Source data
===

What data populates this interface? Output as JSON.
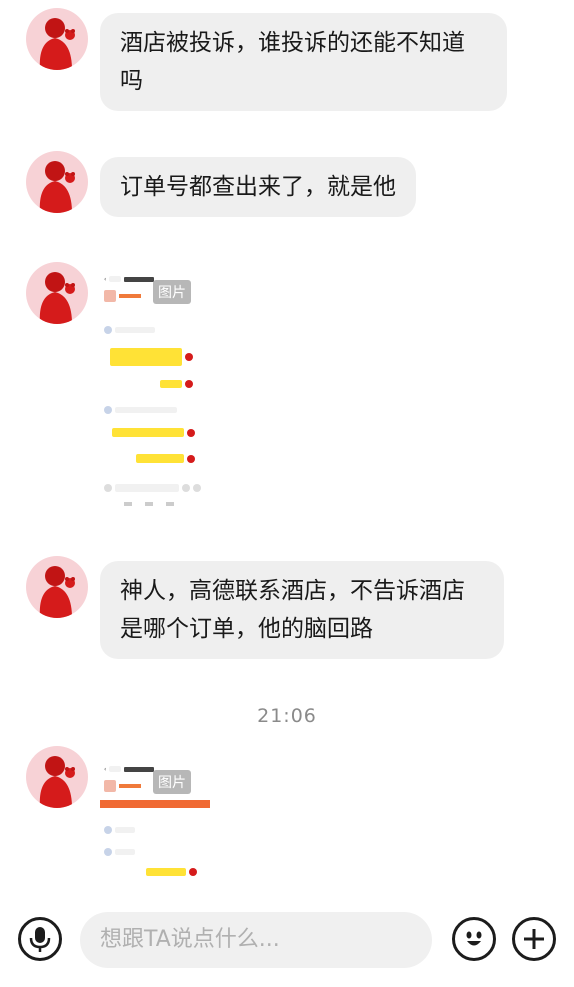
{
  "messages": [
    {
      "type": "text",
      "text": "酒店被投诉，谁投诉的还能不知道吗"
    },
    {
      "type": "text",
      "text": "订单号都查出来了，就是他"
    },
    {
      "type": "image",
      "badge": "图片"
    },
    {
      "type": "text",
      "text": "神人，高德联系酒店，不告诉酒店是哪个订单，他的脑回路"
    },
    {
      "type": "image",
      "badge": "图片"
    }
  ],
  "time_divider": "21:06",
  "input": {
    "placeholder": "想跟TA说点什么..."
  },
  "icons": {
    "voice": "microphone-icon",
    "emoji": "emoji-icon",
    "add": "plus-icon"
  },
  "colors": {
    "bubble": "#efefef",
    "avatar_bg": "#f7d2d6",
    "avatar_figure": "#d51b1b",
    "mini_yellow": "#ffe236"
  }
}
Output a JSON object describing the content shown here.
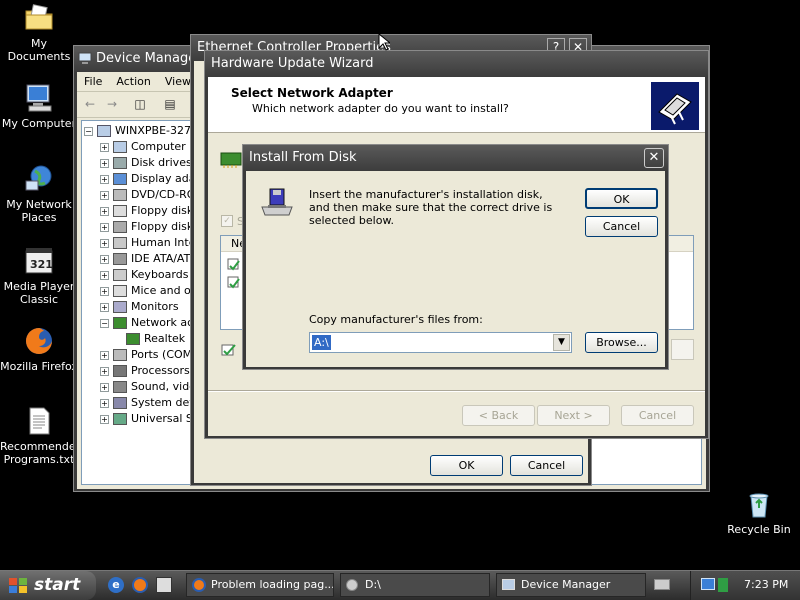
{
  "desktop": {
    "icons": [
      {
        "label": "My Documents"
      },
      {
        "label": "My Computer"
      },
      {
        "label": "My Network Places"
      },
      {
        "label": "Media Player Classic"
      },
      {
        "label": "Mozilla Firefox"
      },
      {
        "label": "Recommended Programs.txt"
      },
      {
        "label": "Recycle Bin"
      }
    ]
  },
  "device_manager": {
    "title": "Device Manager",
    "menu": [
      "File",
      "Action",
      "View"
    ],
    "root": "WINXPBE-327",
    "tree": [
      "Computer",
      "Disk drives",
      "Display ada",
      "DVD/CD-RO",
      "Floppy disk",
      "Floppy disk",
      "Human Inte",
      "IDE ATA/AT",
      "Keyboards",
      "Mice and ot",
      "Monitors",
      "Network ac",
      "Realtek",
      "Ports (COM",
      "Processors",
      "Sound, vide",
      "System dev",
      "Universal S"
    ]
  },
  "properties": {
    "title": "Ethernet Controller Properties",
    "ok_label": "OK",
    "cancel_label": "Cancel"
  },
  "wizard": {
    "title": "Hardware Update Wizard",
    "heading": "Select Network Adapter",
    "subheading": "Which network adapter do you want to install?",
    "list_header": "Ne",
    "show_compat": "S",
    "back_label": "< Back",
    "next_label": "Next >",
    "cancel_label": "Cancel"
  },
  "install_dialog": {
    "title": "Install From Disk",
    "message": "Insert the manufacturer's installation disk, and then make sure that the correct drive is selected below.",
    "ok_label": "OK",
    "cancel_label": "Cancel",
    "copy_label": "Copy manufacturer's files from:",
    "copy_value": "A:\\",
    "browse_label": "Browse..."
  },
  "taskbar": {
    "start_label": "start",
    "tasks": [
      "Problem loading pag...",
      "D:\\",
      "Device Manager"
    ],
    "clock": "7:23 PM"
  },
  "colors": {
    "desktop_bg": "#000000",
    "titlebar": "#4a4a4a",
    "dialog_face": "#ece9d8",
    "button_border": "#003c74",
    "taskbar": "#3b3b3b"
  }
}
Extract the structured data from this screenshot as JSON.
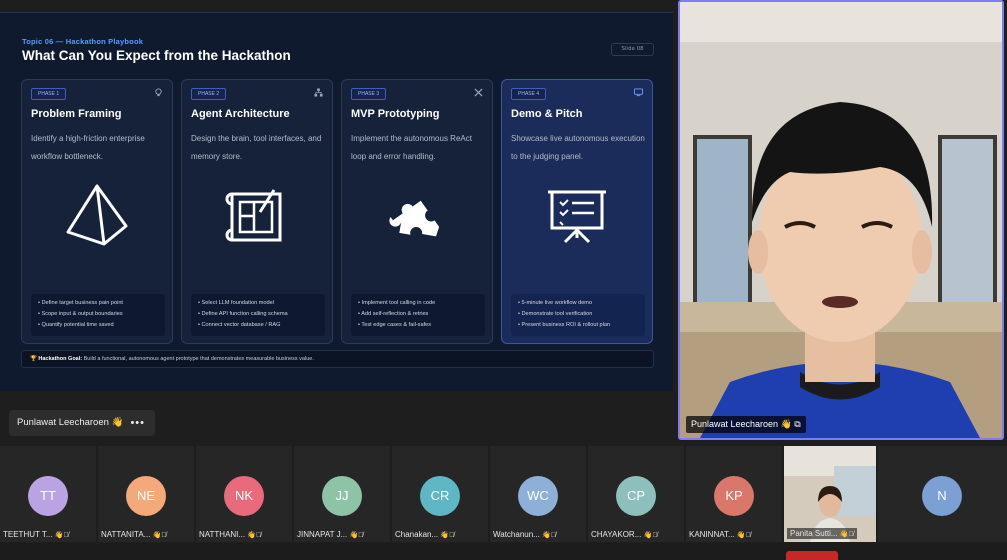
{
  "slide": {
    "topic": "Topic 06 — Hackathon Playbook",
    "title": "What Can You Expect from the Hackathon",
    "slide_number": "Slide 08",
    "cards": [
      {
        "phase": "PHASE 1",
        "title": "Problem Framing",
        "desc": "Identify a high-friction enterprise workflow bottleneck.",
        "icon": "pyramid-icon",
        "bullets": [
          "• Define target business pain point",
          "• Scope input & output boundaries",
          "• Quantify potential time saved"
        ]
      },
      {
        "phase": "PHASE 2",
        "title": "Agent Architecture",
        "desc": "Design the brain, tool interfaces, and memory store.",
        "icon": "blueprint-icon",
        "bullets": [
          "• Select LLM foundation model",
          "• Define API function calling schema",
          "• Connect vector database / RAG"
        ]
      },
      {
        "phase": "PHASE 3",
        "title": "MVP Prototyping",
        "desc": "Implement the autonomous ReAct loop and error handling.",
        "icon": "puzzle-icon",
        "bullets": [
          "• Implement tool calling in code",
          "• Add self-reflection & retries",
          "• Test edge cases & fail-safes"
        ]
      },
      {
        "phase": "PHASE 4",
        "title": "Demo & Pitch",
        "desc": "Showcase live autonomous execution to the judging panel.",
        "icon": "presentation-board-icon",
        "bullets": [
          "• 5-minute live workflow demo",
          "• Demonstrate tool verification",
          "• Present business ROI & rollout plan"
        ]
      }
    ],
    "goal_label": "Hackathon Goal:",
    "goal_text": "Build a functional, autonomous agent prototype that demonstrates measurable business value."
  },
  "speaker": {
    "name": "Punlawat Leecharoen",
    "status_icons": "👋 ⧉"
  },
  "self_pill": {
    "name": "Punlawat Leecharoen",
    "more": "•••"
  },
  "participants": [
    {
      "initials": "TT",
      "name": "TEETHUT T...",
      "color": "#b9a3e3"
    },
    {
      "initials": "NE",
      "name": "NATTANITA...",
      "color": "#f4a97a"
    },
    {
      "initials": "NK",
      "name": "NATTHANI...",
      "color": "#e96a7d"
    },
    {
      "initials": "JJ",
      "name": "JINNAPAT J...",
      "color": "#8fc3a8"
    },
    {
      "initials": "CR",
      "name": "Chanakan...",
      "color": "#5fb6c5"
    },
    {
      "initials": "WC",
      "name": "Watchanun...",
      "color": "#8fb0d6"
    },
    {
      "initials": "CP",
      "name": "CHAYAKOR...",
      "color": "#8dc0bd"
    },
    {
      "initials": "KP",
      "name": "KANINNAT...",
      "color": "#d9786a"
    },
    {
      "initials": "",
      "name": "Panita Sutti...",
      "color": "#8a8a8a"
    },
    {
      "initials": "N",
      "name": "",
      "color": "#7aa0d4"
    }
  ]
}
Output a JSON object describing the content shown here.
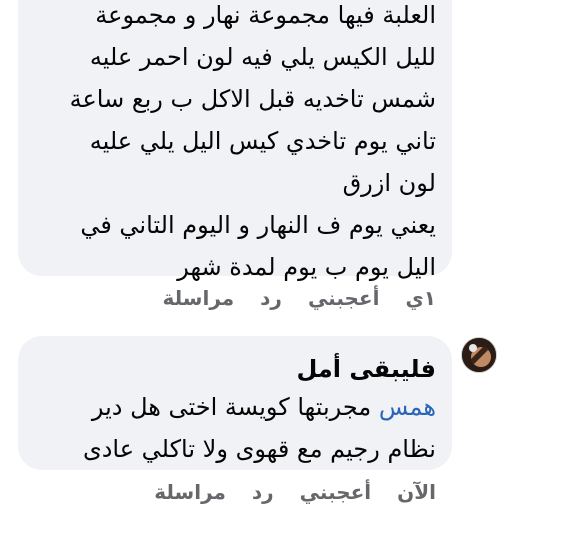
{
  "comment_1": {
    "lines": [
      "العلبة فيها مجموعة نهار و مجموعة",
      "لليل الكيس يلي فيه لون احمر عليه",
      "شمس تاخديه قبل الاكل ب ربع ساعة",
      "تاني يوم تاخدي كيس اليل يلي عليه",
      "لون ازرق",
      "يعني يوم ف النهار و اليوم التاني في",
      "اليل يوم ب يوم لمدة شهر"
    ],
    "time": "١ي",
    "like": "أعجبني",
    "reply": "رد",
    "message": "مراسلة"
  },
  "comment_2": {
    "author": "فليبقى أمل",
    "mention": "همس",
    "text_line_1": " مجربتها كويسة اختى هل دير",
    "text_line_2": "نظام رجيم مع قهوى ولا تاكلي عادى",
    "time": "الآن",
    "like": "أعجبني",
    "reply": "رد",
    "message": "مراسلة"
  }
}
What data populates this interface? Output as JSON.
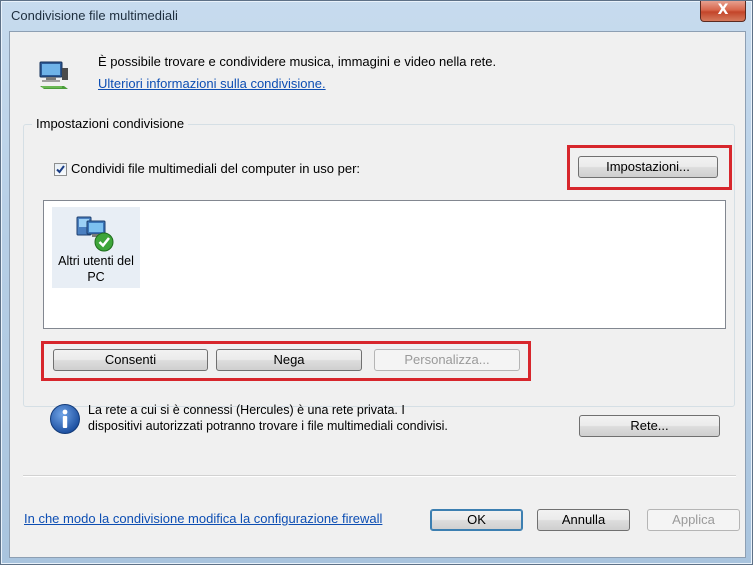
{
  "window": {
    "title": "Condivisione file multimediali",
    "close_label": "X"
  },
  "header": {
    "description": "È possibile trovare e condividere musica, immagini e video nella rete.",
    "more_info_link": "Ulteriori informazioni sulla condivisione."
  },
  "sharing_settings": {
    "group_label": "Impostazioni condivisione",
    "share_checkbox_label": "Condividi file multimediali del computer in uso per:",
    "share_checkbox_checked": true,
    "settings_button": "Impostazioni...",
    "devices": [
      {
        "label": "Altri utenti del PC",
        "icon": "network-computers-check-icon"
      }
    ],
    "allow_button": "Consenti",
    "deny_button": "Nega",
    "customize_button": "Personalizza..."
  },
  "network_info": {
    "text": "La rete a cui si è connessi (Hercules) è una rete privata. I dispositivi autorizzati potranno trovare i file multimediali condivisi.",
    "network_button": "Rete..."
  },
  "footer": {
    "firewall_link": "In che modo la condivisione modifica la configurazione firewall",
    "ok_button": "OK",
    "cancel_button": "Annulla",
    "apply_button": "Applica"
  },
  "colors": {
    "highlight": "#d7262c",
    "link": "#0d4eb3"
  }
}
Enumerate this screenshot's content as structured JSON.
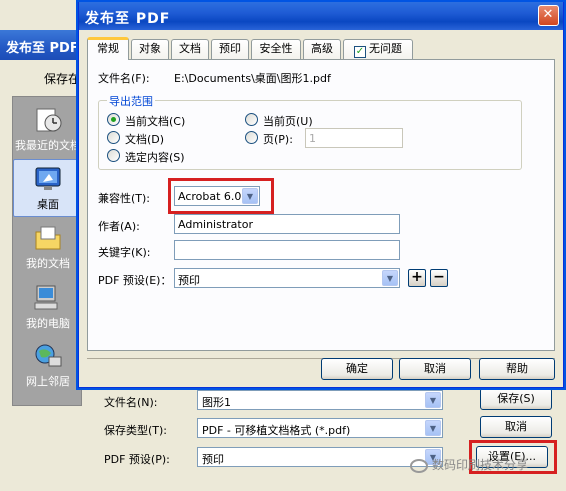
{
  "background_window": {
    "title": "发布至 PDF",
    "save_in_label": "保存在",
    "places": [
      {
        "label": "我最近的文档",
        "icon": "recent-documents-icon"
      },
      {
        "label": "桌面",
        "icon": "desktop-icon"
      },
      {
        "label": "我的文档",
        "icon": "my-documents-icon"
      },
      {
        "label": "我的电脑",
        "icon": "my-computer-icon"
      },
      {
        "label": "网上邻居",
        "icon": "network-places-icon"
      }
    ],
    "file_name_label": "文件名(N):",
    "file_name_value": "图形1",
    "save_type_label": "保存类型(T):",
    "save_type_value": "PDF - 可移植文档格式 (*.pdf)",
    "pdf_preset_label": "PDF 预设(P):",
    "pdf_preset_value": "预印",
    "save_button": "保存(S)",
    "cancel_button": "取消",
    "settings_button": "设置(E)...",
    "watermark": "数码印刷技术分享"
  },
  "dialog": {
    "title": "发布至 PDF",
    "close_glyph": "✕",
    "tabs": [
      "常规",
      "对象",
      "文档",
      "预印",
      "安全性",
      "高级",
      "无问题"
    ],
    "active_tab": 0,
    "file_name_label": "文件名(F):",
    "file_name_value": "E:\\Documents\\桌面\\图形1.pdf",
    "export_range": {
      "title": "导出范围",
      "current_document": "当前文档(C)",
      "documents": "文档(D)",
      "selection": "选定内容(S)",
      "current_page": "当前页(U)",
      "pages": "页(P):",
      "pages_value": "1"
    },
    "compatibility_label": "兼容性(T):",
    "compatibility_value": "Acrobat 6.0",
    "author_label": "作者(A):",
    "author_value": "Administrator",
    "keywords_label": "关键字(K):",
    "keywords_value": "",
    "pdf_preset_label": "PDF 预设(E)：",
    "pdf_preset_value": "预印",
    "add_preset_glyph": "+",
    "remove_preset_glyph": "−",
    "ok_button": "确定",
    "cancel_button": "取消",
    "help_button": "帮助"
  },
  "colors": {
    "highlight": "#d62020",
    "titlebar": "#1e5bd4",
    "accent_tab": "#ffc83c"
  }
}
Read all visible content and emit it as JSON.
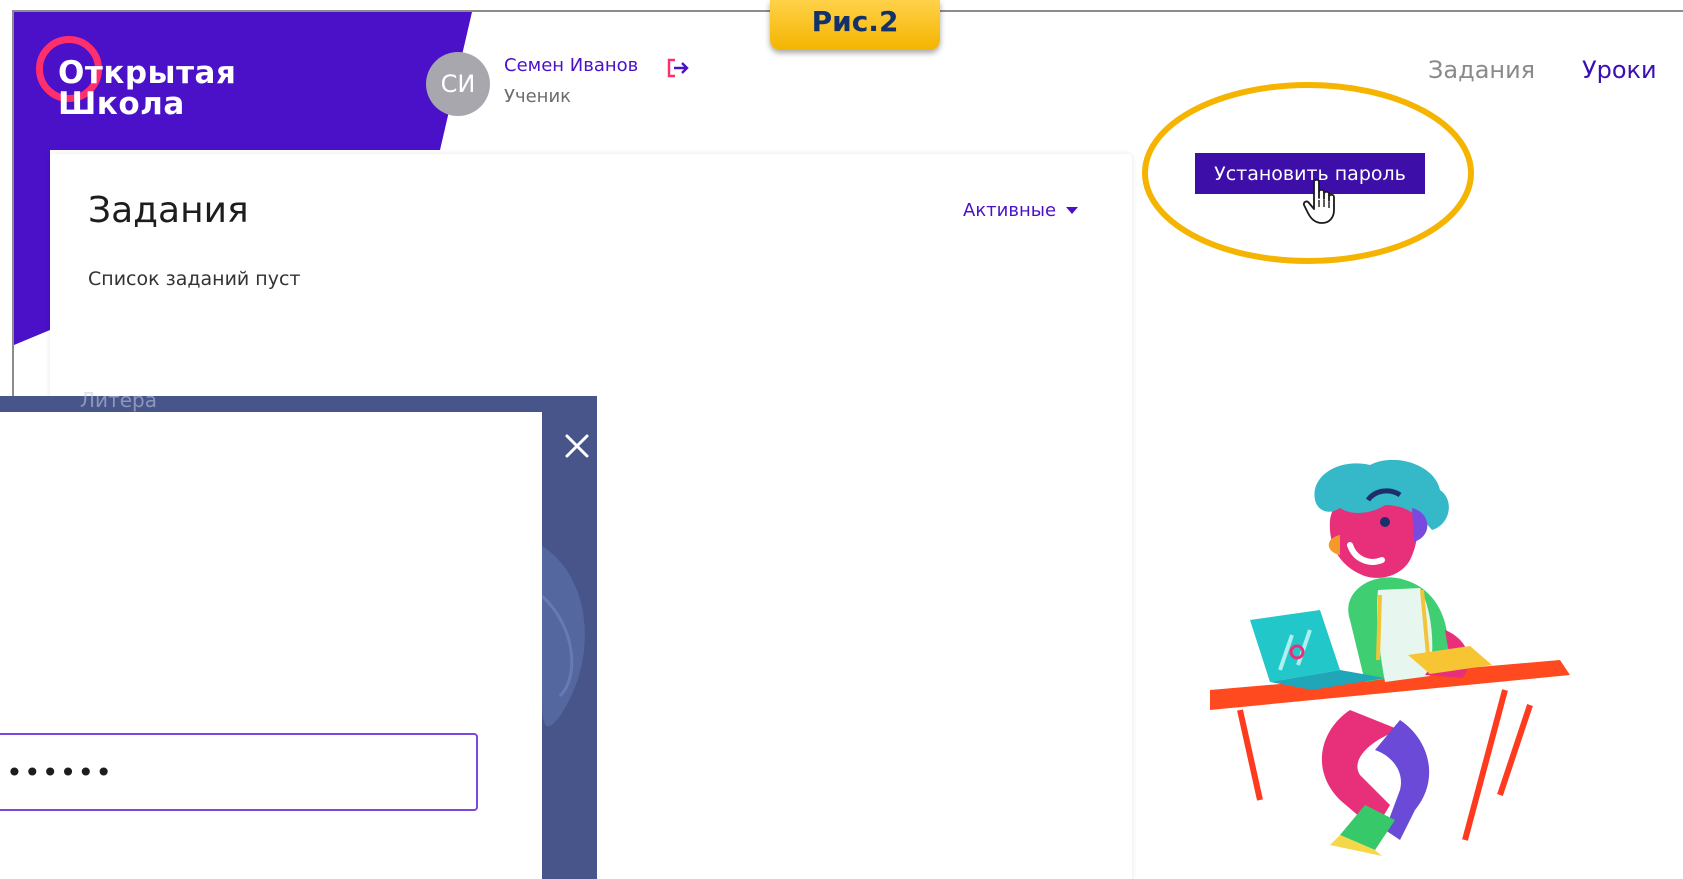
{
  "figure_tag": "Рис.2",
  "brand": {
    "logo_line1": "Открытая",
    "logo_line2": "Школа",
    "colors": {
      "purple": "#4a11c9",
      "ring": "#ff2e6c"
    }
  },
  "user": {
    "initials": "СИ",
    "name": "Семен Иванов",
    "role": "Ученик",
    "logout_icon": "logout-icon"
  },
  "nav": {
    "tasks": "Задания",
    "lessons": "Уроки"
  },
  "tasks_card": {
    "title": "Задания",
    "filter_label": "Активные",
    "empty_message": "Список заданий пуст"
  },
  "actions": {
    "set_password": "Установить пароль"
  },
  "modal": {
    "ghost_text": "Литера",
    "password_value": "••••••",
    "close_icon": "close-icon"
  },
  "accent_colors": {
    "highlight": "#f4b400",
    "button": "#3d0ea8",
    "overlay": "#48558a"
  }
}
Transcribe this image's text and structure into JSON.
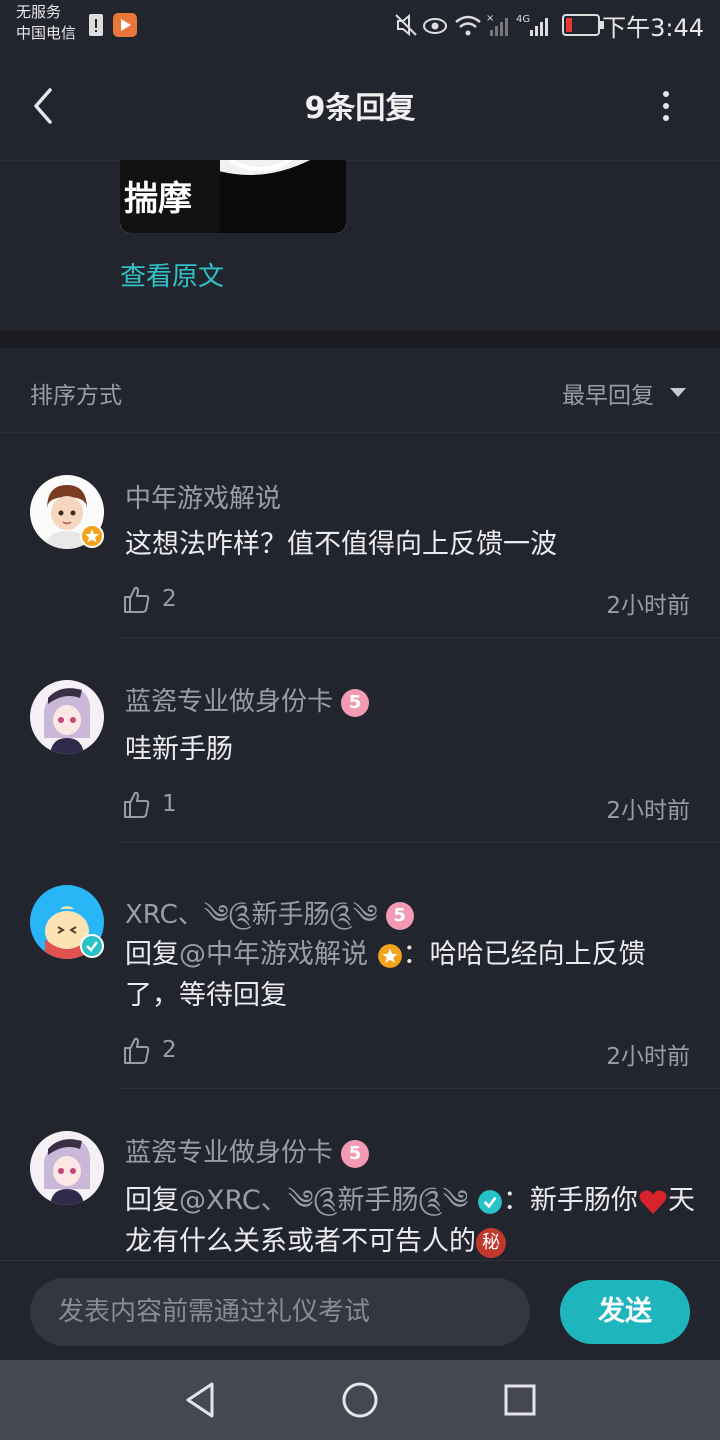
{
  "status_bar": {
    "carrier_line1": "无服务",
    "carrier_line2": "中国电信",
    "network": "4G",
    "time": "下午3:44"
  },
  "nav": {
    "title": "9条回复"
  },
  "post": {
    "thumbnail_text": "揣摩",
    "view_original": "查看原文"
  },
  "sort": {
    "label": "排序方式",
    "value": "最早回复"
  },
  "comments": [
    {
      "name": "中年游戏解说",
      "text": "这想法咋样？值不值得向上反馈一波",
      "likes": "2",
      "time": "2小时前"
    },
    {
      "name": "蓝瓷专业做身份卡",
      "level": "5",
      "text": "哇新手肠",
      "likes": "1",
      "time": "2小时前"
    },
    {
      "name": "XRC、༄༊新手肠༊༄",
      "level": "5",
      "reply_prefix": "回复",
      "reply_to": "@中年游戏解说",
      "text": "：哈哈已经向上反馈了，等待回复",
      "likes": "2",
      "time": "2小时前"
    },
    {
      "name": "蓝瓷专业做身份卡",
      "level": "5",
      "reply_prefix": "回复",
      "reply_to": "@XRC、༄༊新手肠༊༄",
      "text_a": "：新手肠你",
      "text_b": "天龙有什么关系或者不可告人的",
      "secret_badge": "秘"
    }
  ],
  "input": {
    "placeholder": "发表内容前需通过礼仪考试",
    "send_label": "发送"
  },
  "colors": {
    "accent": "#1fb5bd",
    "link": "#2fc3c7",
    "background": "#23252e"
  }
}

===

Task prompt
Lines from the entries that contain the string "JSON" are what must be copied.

Problem solution
What data populates this interface? Output as JSON.
Output a JSON object describing the content shown here.
Extract the structured data from this screenshot as JSON.
Output a JSON object describing the content shown here.
What data populates this interface? Output as JSON.
Enumerate this screenshot's content as structured JSON.
Read all visible content and emit it as JSON.
Transcribe this image's text and structure into JSON.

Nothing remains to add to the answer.